PROBLEM STATEMENT - Report all lines of the data below that hold the word "desc".

=== Begin Enclosure ===

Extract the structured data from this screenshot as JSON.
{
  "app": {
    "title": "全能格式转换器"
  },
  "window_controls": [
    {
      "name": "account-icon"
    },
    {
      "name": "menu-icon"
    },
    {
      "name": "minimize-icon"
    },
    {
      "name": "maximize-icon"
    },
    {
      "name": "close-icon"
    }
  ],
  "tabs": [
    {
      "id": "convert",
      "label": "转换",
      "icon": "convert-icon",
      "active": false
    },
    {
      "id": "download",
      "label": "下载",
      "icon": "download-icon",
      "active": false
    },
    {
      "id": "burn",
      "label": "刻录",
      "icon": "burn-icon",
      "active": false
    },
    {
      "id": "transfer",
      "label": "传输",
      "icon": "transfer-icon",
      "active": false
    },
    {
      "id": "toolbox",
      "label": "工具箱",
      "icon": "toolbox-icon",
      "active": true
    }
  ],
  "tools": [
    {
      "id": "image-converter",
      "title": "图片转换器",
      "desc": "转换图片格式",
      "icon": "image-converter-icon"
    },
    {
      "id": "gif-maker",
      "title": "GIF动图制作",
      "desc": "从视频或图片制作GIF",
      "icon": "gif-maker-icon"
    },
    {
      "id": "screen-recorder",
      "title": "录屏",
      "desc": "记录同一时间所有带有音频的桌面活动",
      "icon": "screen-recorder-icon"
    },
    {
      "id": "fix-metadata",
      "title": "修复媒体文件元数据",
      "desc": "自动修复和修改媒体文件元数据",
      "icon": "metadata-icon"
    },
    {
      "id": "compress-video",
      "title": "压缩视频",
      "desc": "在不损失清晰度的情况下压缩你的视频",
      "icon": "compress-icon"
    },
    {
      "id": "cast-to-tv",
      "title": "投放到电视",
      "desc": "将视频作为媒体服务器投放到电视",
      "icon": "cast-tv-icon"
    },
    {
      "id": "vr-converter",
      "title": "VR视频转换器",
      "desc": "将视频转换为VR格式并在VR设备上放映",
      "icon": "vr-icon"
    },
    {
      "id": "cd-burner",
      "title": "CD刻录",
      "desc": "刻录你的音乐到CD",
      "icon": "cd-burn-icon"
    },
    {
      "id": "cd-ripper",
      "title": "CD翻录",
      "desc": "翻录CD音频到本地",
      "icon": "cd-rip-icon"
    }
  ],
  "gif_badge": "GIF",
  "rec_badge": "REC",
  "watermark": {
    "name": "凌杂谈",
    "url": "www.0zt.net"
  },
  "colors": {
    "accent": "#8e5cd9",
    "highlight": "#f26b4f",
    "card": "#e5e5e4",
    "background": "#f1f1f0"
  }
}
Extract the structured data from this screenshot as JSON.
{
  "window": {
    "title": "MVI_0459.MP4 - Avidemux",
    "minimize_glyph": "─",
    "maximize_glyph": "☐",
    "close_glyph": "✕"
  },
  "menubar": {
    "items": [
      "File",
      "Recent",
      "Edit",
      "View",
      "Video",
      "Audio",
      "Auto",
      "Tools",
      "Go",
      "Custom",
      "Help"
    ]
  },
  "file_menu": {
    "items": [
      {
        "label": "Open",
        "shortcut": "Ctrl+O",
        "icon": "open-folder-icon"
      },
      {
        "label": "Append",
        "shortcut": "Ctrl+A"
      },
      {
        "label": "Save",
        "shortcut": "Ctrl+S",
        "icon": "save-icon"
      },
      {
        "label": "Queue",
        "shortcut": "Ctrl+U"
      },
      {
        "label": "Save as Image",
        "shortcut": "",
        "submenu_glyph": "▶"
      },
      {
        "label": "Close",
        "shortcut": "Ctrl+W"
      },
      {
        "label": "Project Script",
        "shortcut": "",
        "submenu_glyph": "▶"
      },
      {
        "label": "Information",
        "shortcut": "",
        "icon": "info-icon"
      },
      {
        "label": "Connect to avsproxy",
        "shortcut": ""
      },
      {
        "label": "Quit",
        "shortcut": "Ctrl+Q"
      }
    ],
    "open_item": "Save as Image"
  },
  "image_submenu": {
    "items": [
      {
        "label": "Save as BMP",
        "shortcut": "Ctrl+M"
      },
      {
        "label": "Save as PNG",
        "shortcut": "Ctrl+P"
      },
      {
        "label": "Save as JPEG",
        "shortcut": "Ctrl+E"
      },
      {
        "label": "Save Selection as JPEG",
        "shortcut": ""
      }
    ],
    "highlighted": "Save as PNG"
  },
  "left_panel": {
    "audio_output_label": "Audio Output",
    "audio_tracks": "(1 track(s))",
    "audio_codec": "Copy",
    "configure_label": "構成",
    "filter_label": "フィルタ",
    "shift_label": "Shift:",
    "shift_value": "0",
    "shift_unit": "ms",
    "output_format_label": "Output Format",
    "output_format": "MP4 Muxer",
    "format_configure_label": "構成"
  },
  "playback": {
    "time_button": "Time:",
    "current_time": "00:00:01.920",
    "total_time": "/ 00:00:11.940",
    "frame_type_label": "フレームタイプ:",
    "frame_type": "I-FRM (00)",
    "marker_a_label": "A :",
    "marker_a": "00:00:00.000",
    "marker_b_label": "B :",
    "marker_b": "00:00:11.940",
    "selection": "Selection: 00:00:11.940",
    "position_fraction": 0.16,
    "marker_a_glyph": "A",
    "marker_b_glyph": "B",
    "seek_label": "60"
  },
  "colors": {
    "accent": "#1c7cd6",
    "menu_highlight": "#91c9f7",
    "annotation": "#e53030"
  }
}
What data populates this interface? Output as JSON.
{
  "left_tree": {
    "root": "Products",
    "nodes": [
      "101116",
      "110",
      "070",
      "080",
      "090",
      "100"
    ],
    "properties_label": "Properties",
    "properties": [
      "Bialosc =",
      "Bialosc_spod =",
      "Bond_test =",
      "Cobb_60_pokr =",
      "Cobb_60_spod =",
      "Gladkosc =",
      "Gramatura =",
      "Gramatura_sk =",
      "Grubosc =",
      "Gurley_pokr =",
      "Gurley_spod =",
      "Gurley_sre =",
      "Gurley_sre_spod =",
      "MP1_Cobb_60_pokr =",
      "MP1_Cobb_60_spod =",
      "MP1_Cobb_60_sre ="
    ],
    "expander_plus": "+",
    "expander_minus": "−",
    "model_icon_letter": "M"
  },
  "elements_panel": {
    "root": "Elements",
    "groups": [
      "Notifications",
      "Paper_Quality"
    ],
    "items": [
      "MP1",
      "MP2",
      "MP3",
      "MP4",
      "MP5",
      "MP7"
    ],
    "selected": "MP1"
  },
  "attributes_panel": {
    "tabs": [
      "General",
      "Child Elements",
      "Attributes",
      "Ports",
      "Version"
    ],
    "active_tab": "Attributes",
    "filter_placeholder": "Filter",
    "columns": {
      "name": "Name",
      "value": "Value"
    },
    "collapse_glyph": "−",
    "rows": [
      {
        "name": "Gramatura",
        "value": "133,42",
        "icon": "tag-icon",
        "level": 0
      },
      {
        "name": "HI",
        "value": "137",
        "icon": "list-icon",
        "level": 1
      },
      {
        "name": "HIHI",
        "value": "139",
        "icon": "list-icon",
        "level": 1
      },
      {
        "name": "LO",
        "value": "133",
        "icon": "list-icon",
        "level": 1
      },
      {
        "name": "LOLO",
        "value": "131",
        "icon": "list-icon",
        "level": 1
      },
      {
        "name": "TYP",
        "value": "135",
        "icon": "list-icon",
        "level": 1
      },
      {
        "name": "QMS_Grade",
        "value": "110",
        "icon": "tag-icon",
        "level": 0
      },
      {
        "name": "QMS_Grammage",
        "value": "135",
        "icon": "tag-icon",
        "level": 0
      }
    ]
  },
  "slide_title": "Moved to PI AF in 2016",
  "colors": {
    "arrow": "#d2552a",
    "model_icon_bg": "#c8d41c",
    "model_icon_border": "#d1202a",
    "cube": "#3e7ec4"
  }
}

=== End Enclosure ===

RESPONSE TO THE EXERCISE -
      "desc": "转换图片格式",
      "desc": "从视频或图片制作GIF",
      "desc": "记录同一时间所有带有音频的桌面活动",
      "desc": "自动修复和修改媒体文件元数据",
      "desc": "在不损失清晰度的情况下压缩你的视频",
      "desc": "将视频作为媒体服务器投放到电视",
      "desc": "将视频转换为VR格式并在VR设备上放映",
      "desc": "刻录你的音乐到CD",
      "desc": "翻录CD音频到本地",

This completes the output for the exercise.